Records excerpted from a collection
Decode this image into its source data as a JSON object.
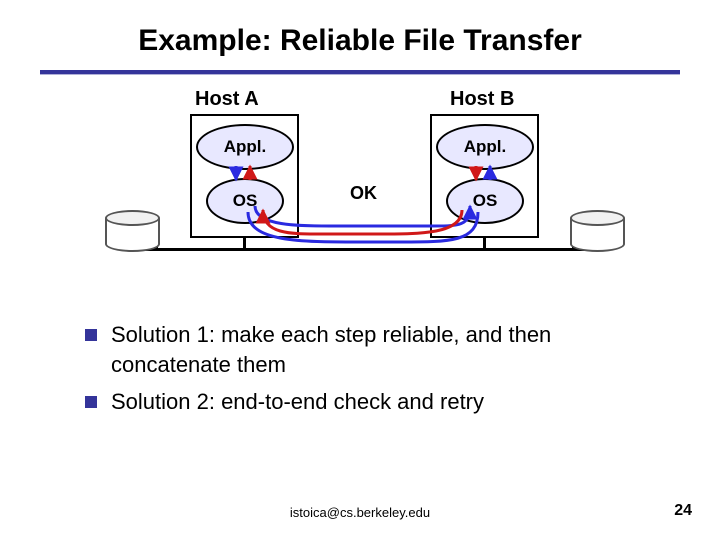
{
  "title": "Example: Reliable File Transfer",
  "diagram": {
    "host_a_label": "Host A",
    "host_b_label": "Host B",
    "appl_a": "Appl.",
    "appl_b": "Appl.",
    "os_a": "OS",
    "os_b": "OS",
    "ok_label": "OK"
  },
  "bullets": [
    "Solution 1: make each step reliable, and then concatenate them",
    "Solution 2: end-to-end check and retry"
  ],
  "footer": "istoica@cs.berkeley.edu",
  "page_number": "24"
}
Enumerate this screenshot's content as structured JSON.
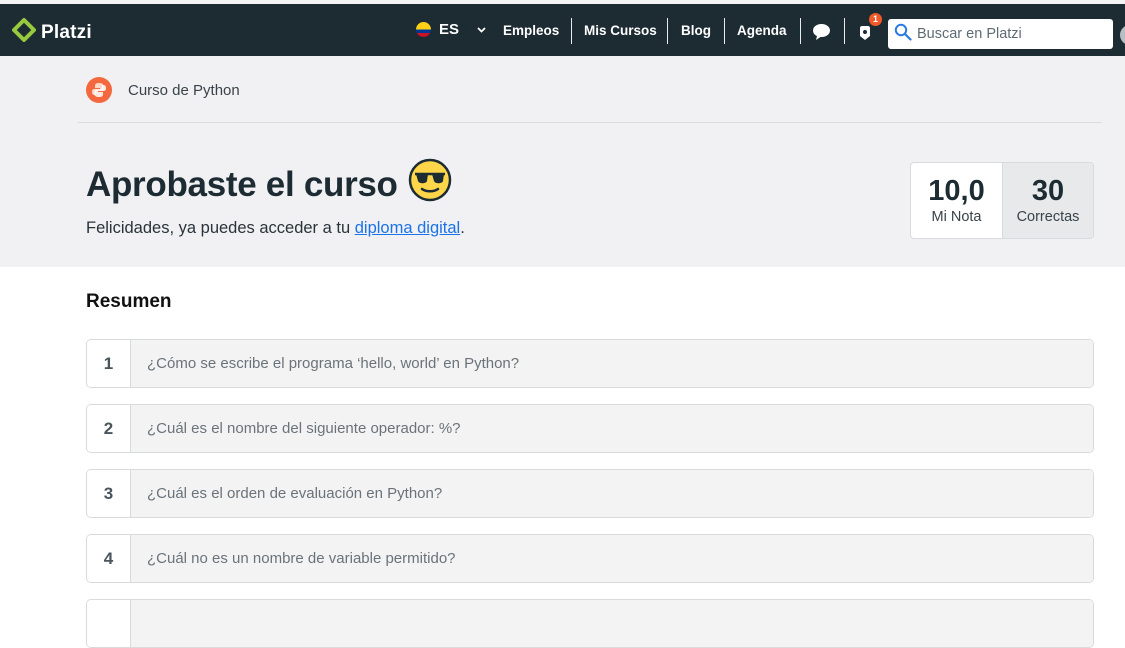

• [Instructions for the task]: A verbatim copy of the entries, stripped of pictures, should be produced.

• [Written response]:
Decode this image into its source data as a JSON object.
{
  "title": "Example: Reliable File Transfer",
  "diagram": {
    "host_a_label": "Host A",
    "host_b_label": "Host B",
    "appl_a": "Appl.",
    "appl_b": "Appl.",
    "os_a": "OS",
    "os_b": "OS",
    "ok_label": "OK"
  },
  "bullets": [
    "Solution 1: make each step reliable, and then concatenate them",
    "Solution 2: end-to-end check and retry"
  ],
  "footer": "istoica@cs.berkeley.edu",
  "page_number": "24"
}
Enumerate this screenshot's content as structured JSON.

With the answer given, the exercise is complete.